Despite his unusual appearance, it was Craig's profession that I found most fascinating. As we got chatting, he shared that he is one of Australia's last remaining true bullock drivers (or ‘bullwhackers', as they are sometimes known) — a profession that today ranks as one of the world's rarest trades.
However, this was not always the case. In the days before machinery or trucks, bullock teams were the key mode of transportation for goods the world over. In Australia's early colonial years, bullocks were among the most important animals on the land. They hauled wool, passengers and timber for many kilometres, opening up vast tracts of new countryside and fuelling the growth of the fledgling country's economy. But today they are little more than relics of a bygone era — sideshows for tourists like my wife, son and me.
Craig told us that, pound for pound, bullocks are the strongest animals alive; teams of them are capable of hauling 35 tonnes through rough and rocky terrain.

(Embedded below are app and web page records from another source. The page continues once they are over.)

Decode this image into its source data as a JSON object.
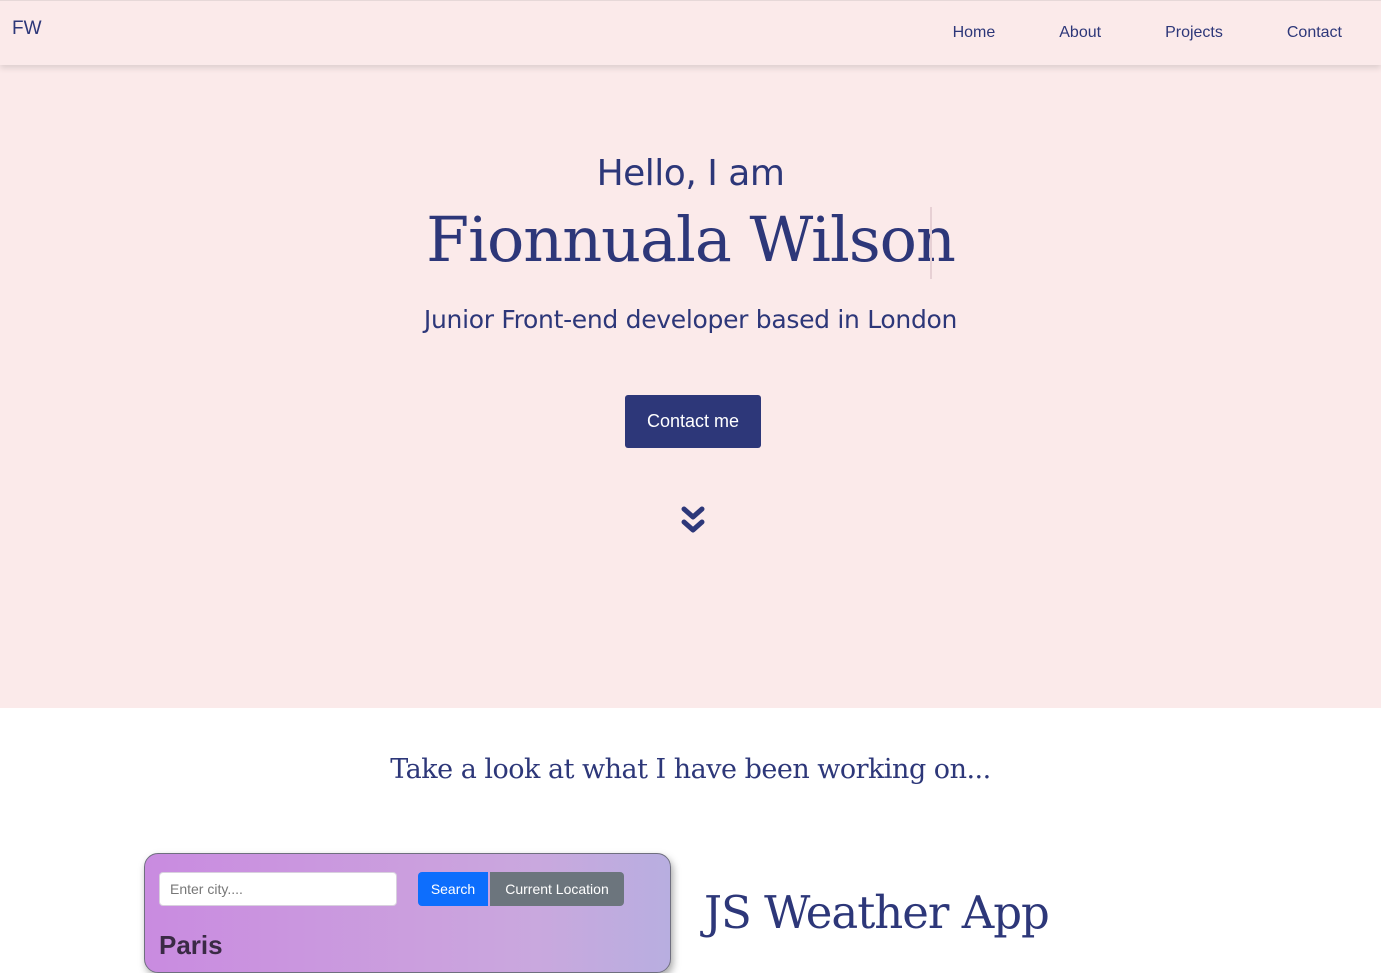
{
  "nav": {
    "brand": "FW",
    "links": [
      "Home",
      "About",
      "Projects",
      "Contact"
    ]
  },
  "hero": {
    "greeting": "Hello, I am",
    "name": "Fionnuala Wilson",
    "tagline": "Junior Front-end developer based in London",
    "cta_label": "Contact me",
    "scroll_icon": "double-chevron-down-icon"
  },
  "projects": {
    "heading": "Take a look at what I have been working on...",
    "items": [
      {
        "title": "JS Weather App",
        "preview": {
          "input_placeholder": "Enter city....",
          "search_label": "Search",
          "location_label": "Current Location",
          "city": "Paris"
        }
      }
    ]
  },
  "colors": {
    "primary": "#2d3779",
    "hero_background": "#fbeaea",
    "section_background": "#ffffff",
    "search_button": "#0d6efd",
    "location_button": "#6c757d"
  }
}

‘But with loads that heavy, getting off go is always the hardest ...